Really? A firearm in a NBA locker room? To use it on who, Antawn Jamison? Maybe Flip Saunders?

Not to make a joke about someone being shot because that is a really serious offense, but why would Arenas need a gun at a home game?

To make matters worse, he and fellow teammate Crittenton apparently had a dispute over gambling debts that Arenas failed to pay which led to Arenas drawing a gun.

Out of defense for his life, Crittenton drew a weapon also, but nobody was hurt.

So in other words, Crittenton had a weapon readily available also. This is complete and utter chaos for David Stern and the league, and needs to be addressed.

If it wasn't bad enough that Ron Artest drank alcohol at the half of games, we now have guys carrying guns to the arenas and drawing them on each other ?

This is madness and has to stop.

Arenas has since denied these accusations, but really who could believe him now?

We already know about him having guns in the locker room, so this story makes perfect sense.

Guns in the wrong hands take lives, not the guns themselves.

It just goes to show what kind of people these professional leagues employ. Guys who would've had a hard time in life had they not became professional athletes.

A person with a mentality that has to have a weapon at his job which pays him millions, and draw that weapon on his own teammate needs a reality check.

Arenas could've hurt himself or his teammates, or God forbid could've killed someone for what? A gambling debt?

This mentality is the same one that has thousands of people dead for no reason. It is a scary sight when the first way to settle a dispute is drawing a weapon.

In a culture of gangs and guns that has seen people like Christopher "B.I.G" Wallace, Tupac Shakur, Sean Taylor, Jason "Jam Master Jay" Mizell, and many others killed, when will we get it?

What has to happen for ignorant individuals like Arenas to realize that his life is at stake?

Arenas built a reputation as a playful, harmless guy who wrote funny blogs and gave entertaining interviews which made him a polarizing player.

Now he has made the public see him as a scared little boy who hides behind a weapon because he thinks that it makes him invincible.

Like many other individuals walking the streets.

Arenas needs intervention.
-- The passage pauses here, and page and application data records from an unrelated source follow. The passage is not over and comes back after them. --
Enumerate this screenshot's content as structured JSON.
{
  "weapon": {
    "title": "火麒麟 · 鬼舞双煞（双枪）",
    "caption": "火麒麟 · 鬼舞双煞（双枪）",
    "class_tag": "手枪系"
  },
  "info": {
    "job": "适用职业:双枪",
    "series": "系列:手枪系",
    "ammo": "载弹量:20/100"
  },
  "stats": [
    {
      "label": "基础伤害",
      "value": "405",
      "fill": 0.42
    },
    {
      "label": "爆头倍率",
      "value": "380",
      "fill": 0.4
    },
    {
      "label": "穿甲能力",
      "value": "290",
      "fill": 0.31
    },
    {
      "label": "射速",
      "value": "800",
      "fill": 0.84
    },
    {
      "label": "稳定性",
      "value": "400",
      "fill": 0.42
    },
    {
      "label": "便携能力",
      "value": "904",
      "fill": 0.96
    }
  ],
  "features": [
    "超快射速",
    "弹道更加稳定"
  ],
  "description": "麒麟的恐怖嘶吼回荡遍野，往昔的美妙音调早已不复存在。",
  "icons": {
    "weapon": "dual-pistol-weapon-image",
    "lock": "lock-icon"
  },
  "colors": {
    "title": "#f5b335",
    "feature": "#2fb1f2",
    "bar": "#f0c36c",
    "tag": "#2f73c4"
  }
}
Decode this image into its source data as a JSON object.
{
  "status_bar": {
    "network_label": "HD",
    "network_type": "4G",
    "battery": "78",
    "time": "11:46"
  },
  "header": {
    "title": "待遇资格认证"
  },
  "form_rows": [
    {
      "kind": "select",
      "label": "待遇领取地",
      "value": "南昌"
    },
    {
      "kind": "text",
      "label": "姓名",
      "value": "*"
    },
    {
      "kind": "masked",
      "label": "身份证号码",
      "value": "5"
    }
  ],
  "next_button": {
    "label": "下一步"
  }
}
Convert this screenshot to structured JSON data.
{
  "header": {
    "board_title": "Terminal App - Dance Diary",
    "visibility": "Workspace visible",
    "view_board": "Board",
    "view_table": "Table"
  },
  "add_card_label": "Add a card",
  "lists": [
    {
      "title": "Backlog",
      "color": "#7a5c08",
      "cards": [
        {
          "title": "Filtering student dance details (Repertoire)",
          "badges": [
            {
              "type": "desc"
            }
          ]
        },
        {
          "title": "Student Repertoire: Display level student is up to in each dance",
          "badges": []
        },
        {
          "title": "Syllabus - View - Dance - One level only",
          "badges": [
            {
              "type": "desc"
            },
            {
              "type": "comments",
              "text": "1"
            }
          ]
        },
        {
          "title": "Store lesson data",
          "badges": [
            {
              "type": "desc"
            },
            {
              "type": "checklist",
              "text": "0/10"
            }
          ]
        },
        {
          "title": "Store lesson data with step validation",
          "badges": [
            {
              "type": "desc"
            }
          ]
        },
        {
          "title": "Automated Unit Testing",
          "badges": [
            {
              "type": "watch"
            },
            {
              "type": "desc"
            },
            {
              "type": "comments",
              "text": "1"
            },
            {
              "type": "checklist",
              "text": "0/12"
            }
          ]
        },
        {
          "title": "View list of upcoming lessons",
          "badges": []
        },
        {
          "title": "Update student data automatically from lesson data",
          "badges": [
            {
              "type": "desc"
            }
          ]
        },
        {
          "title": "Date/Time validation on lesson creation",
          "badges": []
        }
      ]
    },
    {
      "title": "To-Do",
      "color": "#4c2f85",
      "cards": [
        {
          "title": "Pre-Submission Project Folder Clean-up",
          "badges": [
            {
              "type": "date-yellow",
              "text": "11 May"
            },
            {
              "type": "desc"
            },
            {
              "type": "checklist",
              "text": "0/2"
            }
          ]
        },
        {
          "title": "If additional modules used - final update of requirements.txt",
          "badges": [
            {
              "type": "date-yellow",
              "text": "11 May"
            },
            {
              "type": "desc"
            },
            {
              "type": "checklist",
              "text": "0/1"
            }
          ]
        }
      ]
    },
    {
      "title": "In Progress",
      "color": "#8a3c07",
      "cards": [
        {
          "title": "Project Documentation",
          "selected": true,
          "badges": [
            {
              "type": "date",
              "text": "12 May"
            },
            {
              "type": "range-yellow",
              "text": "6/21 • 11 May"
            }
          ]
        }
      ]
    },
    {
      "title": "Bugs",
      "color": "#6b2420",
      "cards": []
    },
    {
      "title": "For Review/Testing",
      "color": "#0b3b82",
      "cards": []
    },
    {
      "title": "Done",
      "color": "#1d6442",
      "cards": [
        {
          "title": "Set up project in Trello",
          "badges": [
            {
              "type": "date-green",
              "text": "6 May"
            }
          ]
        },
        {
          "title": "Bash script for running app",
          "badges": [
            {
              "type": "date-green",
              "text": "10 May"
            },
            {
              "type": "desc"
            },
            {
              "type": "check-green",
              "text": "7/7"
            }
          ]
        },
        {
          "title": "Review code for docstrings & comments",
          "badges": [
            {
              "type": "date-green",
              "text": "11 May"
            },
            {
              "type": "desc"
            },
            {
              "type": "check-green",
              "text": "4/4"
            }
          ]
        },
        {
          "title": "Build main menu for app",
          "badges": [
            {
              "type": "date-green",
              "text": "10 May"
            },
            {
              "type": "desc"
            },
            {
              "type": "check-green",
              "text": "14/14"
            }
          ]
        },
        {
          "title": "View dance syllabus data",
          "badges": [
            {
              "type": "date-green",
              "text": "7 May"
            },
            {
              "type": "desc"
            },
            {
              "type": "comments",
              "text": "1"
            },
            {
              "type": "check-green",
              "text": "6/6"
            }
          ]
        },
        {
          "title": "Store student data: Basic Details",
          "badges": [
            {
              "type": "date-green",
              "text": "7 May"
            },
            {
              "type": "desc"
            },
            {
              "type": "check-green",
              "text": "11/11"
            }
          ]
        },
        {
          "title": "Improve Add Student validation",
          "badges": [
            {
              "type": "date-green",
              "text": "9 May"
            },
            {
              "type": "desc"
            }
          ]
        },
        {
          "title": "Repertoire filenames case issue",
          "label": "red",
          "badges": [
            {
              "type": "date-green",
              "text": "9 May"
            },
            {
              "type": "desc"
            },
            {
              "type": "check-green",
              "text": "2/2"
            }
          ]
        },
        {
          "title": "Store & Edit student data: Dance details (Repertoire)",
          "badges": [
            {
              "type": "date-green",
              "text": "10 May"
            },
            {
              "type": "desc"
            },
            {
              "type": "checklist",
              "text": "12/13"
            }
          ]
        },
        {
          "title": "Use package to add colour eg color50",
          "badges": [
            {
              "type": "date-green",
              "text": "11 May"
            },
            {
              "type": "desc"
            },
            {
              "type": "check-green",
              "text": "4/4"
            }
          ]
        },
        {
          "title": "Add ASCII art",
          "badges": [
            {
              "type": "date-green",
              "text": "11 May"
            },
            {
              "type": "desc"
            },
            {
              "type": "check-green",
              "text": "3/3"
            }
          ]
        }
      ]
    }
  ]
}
Someone needs to pull him to the side and talk to him.

For better or worse, Arenas has to see the impact of his careless and thoughtless actions on himself and others before someone gets hurt.

You can take someone out of a bad situation and give them millions, but that doesn't change them fundamentally.

Arenas is proof that money is financial gain but in no way an antidote for extreme ignorance or a corrupted mindset.

Stern needs to act on this situation and make like the NFL's commish Roger Goodell and send a harsh little message to Mr. Arenas.

Could you imagine if Goodell found out that Vince Young had a firearm in his locker room?

Stern has made the NBA a global iconic sport after the departure of Michael Jordan, its most polarizing figure.

He also hasn't hesitated to act when someone threatened the integrity of his league, just ask Ron Artest.

This time he needs to stop a festering problem before it explodes all in his league's face. His players need to know the line that delineates unacceptable behavior.

We don't want to see another tragedy in the form of gun violence. It happens everyday on American streets.

We go to sports to help us get away from those perils that exist in the world that we inhabit daily.

When those ills reach the sports arenas, it is time for we as a people to step in and not allow the people we spend our hard money on to carry on like idiots as our impressionable children watch.

Arenas is proof that money doesn't equal fundamentally sound mentally. He won't be the last.